* [Records for the task]:
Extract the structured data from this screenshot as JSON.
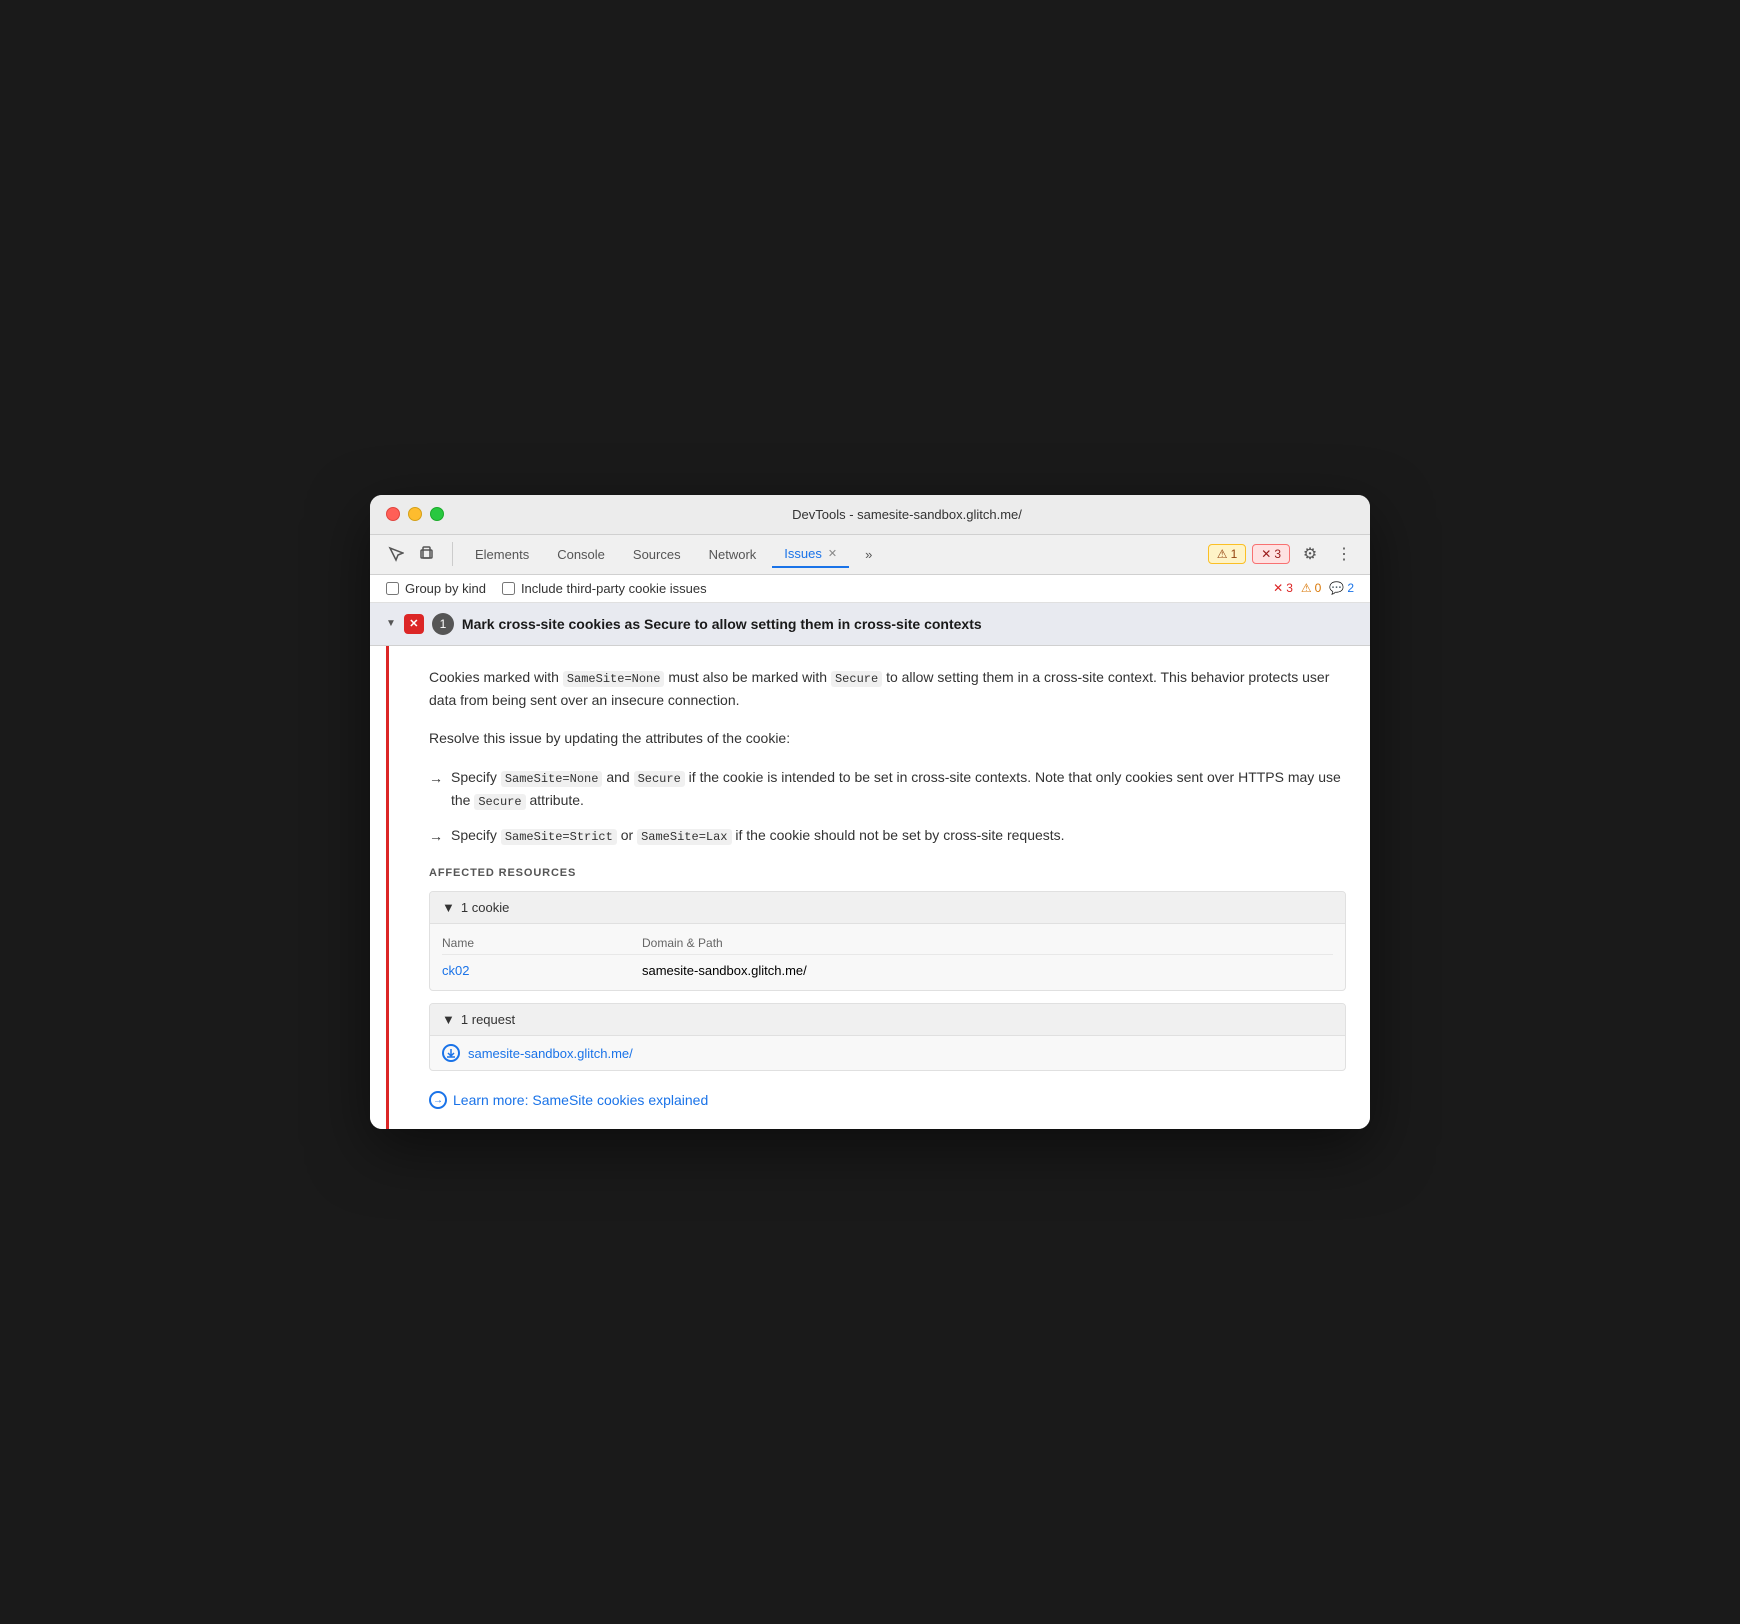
{
  "window": {
    "title": "DevTools - samesite-sandbox.glitch.me/"
  },
  "toolbar": {
    "inspect_label": "Inspect",
    "device_label": "Device",
    "tabs": [
      {
        "id": "elements",
        "label": "Elements",
        "active": false
      },
      {
        "id": "console",
        "label": "Console",
        "active": false
      },
      {
        "id": "sources",
        "label": "Sources",
        "active": false
      },
      {
        "id": "network",
        "label": "Network",
        "active": false
      },
      {
        "id": "issues",
        "label": "Issues",
        "active": true
      }
    ],
    "more_tabs": "»",
    "badge_warning": {
      "icon": "⚠",
      "count": "1"
    },
    "badge_error": {
      "icon": "✕",
      "count": "3"
    },
    "gear_icon": "⚙",
    "more_icon": "⋮"
  },
  "filter_bar": {
    "group_by_kind_label": "Group by kind",
    "third_party_label": "Include third-party cookie issues",
    "counts": {
      "error": {
        "icon": "✕",
        "value": "3"
      },
      "warning": {
        "icon": "⚠",
        "value": "0"
      },
      "info": {
        "icon": "💬",
        "value": "2"
      }
    }
  },
  "issue": {
    "count": "1",
    "title": "Mark cross-site cookies as Secure to allow setting them in cross-site contexts",
    "description": "Cookies marked with SameSite=None must also be marked with Secure to allow setting them in a cross-site context. This behavior protects user data from being sent over an insecure connection.",
    "resolve_intro": "Resolve this issue by updating the attributes of the cookie:",
    "bullets": [
      {
        "arrow": "→",
        "text_before": "Specify",
        "code1": "SameSite=None",
        "text_middle": "and",
        "code2": "Secure",
        "text_after": "if the cookie is intended to be set in cross-site contexts. Note that only cookies sent over HTTPS may use the",
        "code3": "Secure",
        "text_end": "attribute."
      },
      {
        "arrow": "→",
        "text_before": "Specify",
        "code1": "SameSite=Strict",
        "text_middle": "or",
        "code2": "SameSite=Lax",
        "text_after": "if the cookie should not be set by cross-site requests."
      }
    ],
    "affected_resources": {
      "label": "AFFECTED RESOURCES",
      "cookie_section": {
        "count": "1",
        "label": "cookie",
        "columns": [
          "Name",
          "Domain & Path"
        ],
        "rows": [
          {
            "name": "ck02",
            "domain": "samesite-sandbox.glitch.me/"
          }
        ]
      },
      "request_section": {
        "count": "1",
        "label": "request",
        "url": "samesite-sandbox.glitch.me/"
      }
    },
    "learn_more": {
      "text": "Learn more: SameSite cookies explained",
      "url": "#"
    }
  }
}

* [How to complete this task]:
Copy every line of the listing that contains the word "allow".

* [Worked solution]:
    "title": "Mark cross-site cookies as Secure to allow setting them in cross-site contexts",
    "description": "Cookies marked with SameSite=None must also be marked with Secure to allow setting them in a cross-site context. This behavior protects user data from being sent over an insecure connection.",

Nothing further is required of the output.